This decision shows that one should be not only technically
, but also legally cautious with operating a Tor Exit Nodes [perhaps Tor should add a note here
]. Don’t get me wrong, operation of such Nodes is very important in serving all the legitimate Tor traffic. But one should not forget that legitimacy of Tor is based on these case, and aiding identifiable misuses can be penalized. The main problem I see with this decision is not the application of the criminal liability in the current case. And I don’t even worry that people would start generalizing this too much. Although we should be really careful in keeping the standard of “deliberate collaboration” very high, otherwise it might be easy to criminalize Tor Exit Nodes operators.
At least in Europe, the CJEU should be able to prevent such excess. More troubling could be that if the same logic is applied in countries with less legitimate criminal offences such as anti-state propaganda crimes, it can be very easy to criminalize Tor Exit Nodes operators. The case also shows that limited liability of intermediaries also serves protection of privacy, and that without clear rules, even technical solutions might have problems in their deployment.
Weber told media that he will not appeal the case due to legal fees. Moritz Bartl from TorServers, however, expressed himself:
This particular case went bad because of multiple reasons. We strongly believe that it can be easily challenged. While certainly shocking, lower court ruling should not be taken too seriously, and this won’t necessarily mean that all Tor relays in Austria are now automatically illegal. The ruling only happened two days ago, there is no written statement from the court yet, so we should all be patient and wait for that before we make any assumptions. We will definitely try and find some legal expert in Austria and see what we can do to fight this.

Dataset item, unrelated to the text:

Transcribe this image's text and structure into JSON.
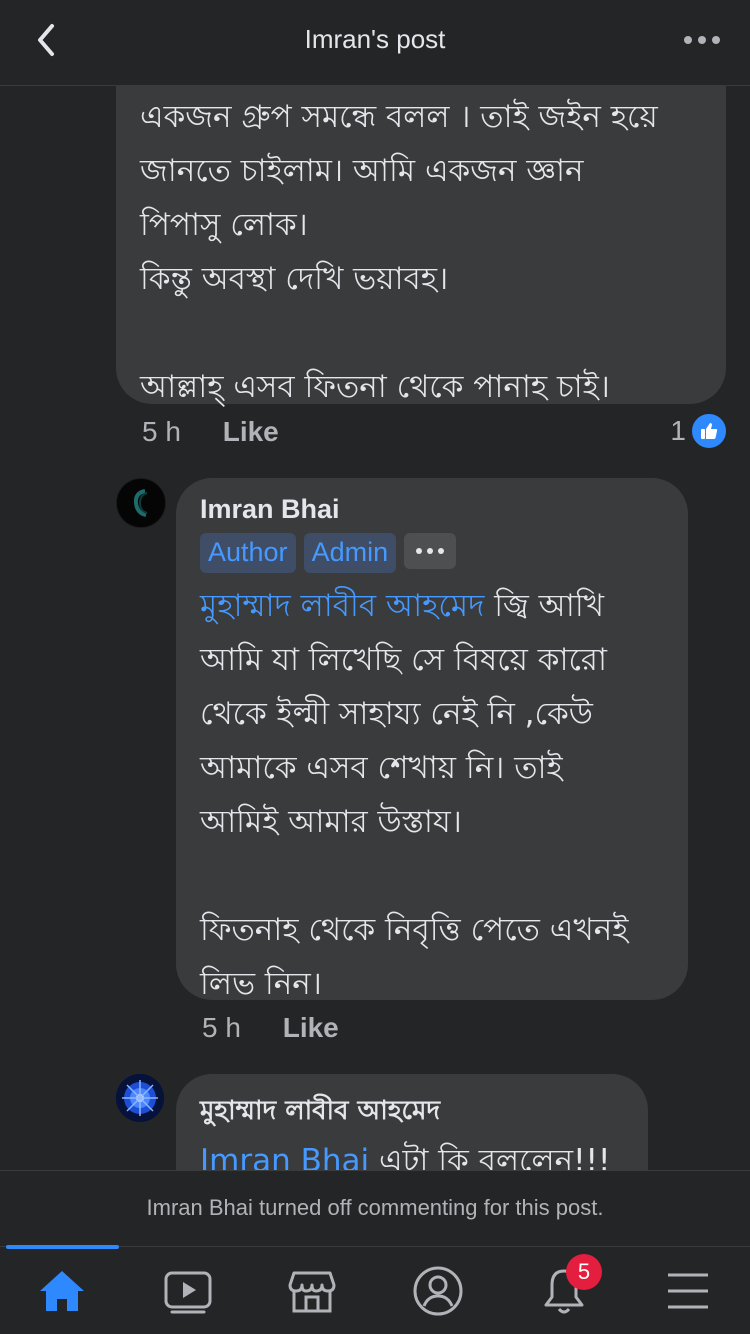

I believe that the last thing we should try, is to see things black and white here.
his own (possibly biased) point of view can be found here: